In a separate exercise late on Wednesday, the military also fired "longer and medium range missiles," state television reported, showing several missiles being fired into the night sky.

Those tests came after nine missiles, including the Shahaab-3 which is capable of reaching Israel, were fired earlier in the day.

'Provocative' actions

The White House said it could not confirm reports that Iran had carried out a new round of tests, but called Iran's actions provocative.

"The expanded use of ballistic missiles are in violation of UN Security Council resolutions," Tony Fratto, white House spokesman, said.

"We want to see them stop enriching uranium and we would like to see them stop these provocative tests that only further isolate the Iranian people."

Israel unveiled a new spy aircraft on Thursday [Israel Aerospace Industries/Getty Images]
Condoleezza Rice, the US secretary of state, said that her country had enhanced its  presence in the Gulf and would not hesitate to defend itself or allies in the region.

She said it was time for Iran to "get on the right side of the international community".

"It ought to be talking about that, not about threats against America or threats against America's allies because frankly it's not going to do them any good," she said.

As Iranian television showed footage of the missile tests and naval manoeuvres, Israel unveiled an aircraft it said could carry out spying missions undetected.

Ehud Barak, Israel's defence minister, told Israeli public radio that his country was ready to respond to any threat from Tehran.
  
"Israel is the strongest country in the region and we have already shown in the past that we are not afraid of acting when our vital interests are threatened," he said.

'Set on fire'

On Tuesday, the first day of war games, an aide to Ayatollah Ali Khamenei, Iran's supreme leader, said the country would "set on fire" Israel and the US navy in the Gulf as its first response to any attack.

Earlier this month it emerged that Israel had carried out manoeuvres in the Mediterranean which appeared to be practices for a potential strike against Iranian nuclear facilities.

The US accuses Iran of covertly seeking to develop nuclear weapons, a charge that Tehran vehemently denies.
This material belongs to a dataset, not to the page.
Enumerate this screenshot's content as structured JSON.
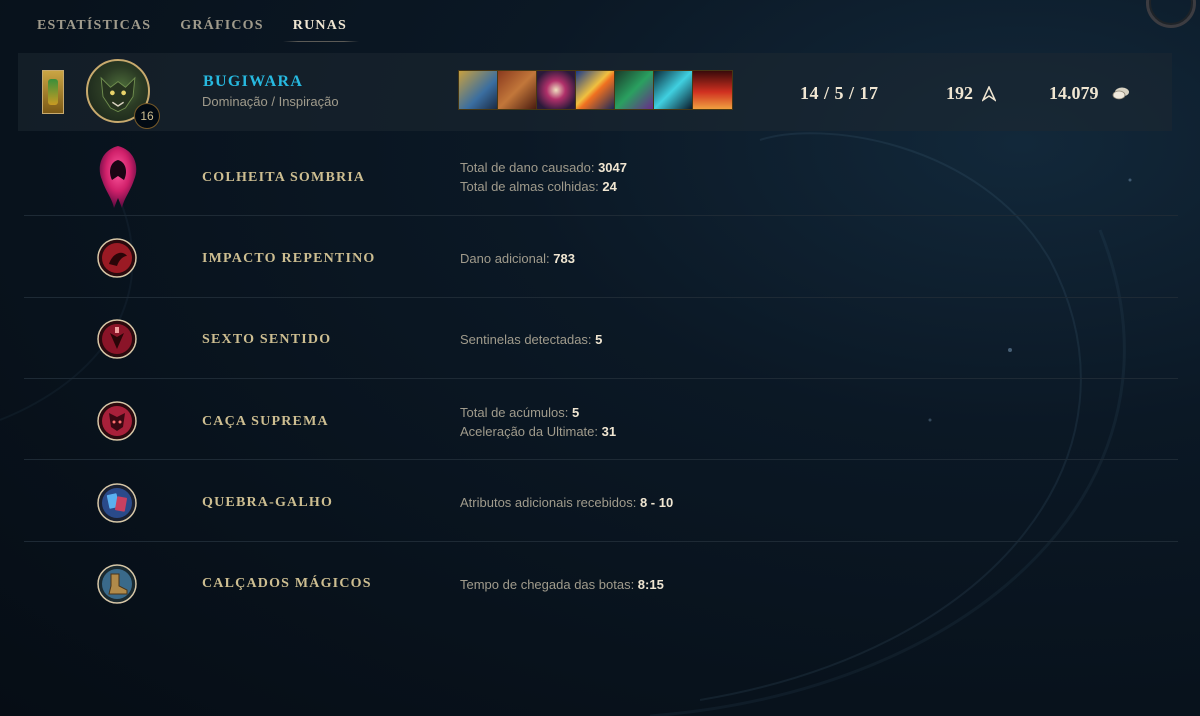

Iran says its nuclear programme is aimed at civilian energy production.

Diplomats are currently looking at Tehran's response to a package of incentives offered to persuade it to halt urnaium enrichment.